**WHAT TO DO:**
Could you copy out all of the entries exactly?

**THE DATA:**
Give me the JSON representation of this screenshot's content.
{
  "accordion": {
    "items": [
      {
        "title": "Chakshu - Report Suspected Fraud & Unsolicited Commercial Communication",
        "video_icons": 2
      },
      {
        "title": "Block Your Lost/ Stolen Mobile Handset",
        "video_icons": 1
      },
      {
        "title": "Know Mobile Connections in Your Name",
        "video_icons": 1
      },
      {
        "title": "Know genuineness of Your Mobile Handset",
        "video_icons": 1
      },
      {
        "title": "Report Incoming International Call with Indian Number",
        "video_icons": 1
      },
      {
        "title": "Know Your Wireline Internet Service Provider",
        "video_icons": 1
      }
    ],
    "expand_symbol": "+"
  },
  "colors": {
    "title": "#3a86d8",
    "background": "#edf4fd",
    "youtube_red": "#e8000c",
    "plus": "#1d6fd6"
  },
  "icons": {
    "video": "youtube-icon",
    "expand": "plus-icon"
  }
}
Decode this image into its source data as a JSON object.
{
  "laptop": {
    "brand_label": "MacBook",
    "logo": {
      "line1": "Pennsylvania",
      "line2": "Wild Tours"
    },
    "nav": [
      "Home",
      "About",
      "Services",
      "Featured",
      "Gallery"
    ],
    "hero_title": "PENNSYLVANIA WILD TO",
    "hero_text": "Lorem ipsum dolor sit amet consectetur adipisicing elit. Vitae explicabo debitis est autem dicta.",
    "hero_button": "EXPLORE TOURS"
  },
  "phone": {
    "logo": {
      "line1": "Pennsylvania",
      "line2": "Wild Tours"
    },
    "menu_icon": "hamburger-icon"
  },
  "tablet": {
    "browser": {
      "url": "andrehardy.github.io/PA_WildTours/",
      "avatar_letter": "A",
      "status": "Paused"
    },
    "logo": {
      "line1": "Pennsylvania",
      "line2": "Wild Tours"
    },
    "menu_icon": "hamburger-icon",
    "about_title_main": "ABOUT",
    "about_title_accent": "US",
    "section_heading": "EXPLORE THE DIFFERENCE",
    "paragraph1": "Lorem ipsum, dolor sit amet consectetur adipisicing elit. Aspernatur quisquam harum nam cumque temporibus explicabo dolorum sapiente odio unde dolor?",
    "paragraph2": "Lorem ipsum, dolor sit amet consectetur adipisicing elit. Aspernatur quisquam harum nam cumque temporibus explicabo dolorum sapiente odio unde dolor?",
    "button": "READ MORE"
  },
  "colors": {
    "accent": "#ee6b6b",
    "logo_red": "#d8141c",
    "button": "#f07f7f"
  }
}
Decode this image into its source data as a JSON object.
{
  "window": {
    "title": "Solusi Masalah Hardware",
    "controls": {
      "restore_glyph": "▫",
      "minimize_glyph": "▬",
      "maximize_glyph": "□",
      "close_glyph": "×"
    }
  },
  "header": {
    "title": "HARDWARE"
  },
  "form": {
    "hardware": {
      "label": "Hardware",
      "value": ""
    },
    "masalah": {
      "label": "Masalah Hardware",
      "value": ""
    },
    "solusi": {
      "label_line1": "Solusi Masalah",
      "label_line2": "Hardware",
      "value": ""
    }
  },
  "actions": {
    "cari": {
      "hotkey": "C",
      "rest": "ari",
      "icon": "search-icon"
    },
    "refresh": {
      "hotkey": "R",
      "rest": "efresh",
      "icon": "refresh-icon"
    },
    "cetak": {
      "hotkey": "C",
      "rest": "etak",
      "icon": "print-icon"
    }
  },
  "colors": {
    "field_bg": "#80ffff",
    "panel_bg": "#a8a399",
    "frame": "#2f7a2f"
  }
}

**SOLUTION FOR THIS TASK:**
Give me the JSON representation of this screenshot's content.
{
  "accordion": {
    "items": [
      {
        "title": "Chakshu - Report Suspected Fraud & Unsolicited Commercial Communication",
        "video_icons": 2
      },
      {
        "title": "Block Your Lost/ Stolen Mobile Handset",
        "video_icons": 1
      },
      {
        "title": "Know Mobile Connections in Your Name",
        "video_icons": 1
      },
      {
        "title": "Know genuineness of Your Mobile Handset",
        "video_icons": 1
      },
      {
        "title": "Report Incoming International Call with Indian Number",
        "video_icons": 1
      },
      {
        "title": "Know Your Wireline Internet Service Provider",
        "video_icons": 1
      }
    ],
    "expand_symbol": "+"
  },
  "colors": {
    "title": "#3a86d8",
    "background": "#edf4fd",
    "youtube_red": "#e8000c",
    "plus": "#1d6fd6"
  },
  "icons": {
    "video": "youtube-icon",
    "expand": "plus-icon"
  }
}
Decode this image into its source data as a JSON object.
{
  "laptop": {
    "brand_label": "MacBook",
    "logo": {
      "line1": "Pennsylvania",
      "line2": "Wild Tours"
    },
    "nav": [
      "Home",
      "About",
      "Services",
      "Featured",
      "Gallery"
    ],
    "hero_title": "PENNSYLVANIA WILD TO",
    "hero_text": "Lorem ipsum dolor sit amet consectetur adipisicing elit. Vitae explicabo debitis est autem dicta.",
    "hero_button": "EXPLORE TOURS"
  },
  "phone": {
    "logo": {
      "line1": "Pennsylvania",
      "line2": "Wild Tours"
    },
    "menu_icon": "hamburger-icon"
  },
  "tablet": {
    "browser": {
      "url": "andrehardy.github.io/PA_WildTours/",
      "avatar_letter": "A",
      "status": "Paused"
    },
    "logo": {
      "line1": "Pennsylvania",
      "line2": "Wild Tours"
    },
    "menu_icon": "hamburger-icon",
    "about_title_main": "ABOUT",
    "about_title_accent": "US",
    "section_heading": "EXPLORE THE DIFFERENCE",
    "paragraph1": "Lorem ipsum, dolor sit amet consectetur adipisicing elit. Aspernatur quisquam harum nam cumque temporibus explicabo dolorum sapiente odio unde dolor?",
    "paragraph2": "Lorem ipsum, dolor sit amet consectetur adipisicing elit. Aspernatur quisquam harum nam cumque temporibus explicabo dolorum sapiente odio unde dolor?",
    "button": "READ MORE"
  },
  "colors": {
    "accent": "#ee6b6b",
    "logo_red": "#d8141c",
    "button": "#f07f7f"
  }
}
Decode this image into its source data as a JSON object.
{
  "window": {
    "title": "Solusi Masalah Hardware",
    "controls": {
      "restore_glyph": "▫",
      "minimize_glyph": "▬",
      "maximize_glyph": "□",
      "close_glyph": "×"
    }
  },
  "header": {
    "title": "HARDWARE"
  },
  "form": {
    "hardware": {
      "label": "Hardware",
      "value": ""
    },
    "masalah": {
      "label": "Masalah Hardware",
      "value": ""
    },
    "solusi": {
      "label_line1": "Solusi Masalah",
      "label_line2": "Hardware",
      "value": ""
    }
  },
  "actions": {
    "cari": {
      "hotkey": "C",
      "rest": "ari",
      "icon": "search-icon"
    },
    "refresh": {
      "hotkey": "R",
      "rest": "efresh",
      "icon": "refresh-icon"
    },
    "cetak": {
      "hotkey": "C",
      "rest": "etak",
      "icon": "print-icon"
    }
  },
  "colors": {
    "field_bg": "#80ffff",
    "panel_bg": "#a8a399",
    "frame": "#2f7a2f"
  }
}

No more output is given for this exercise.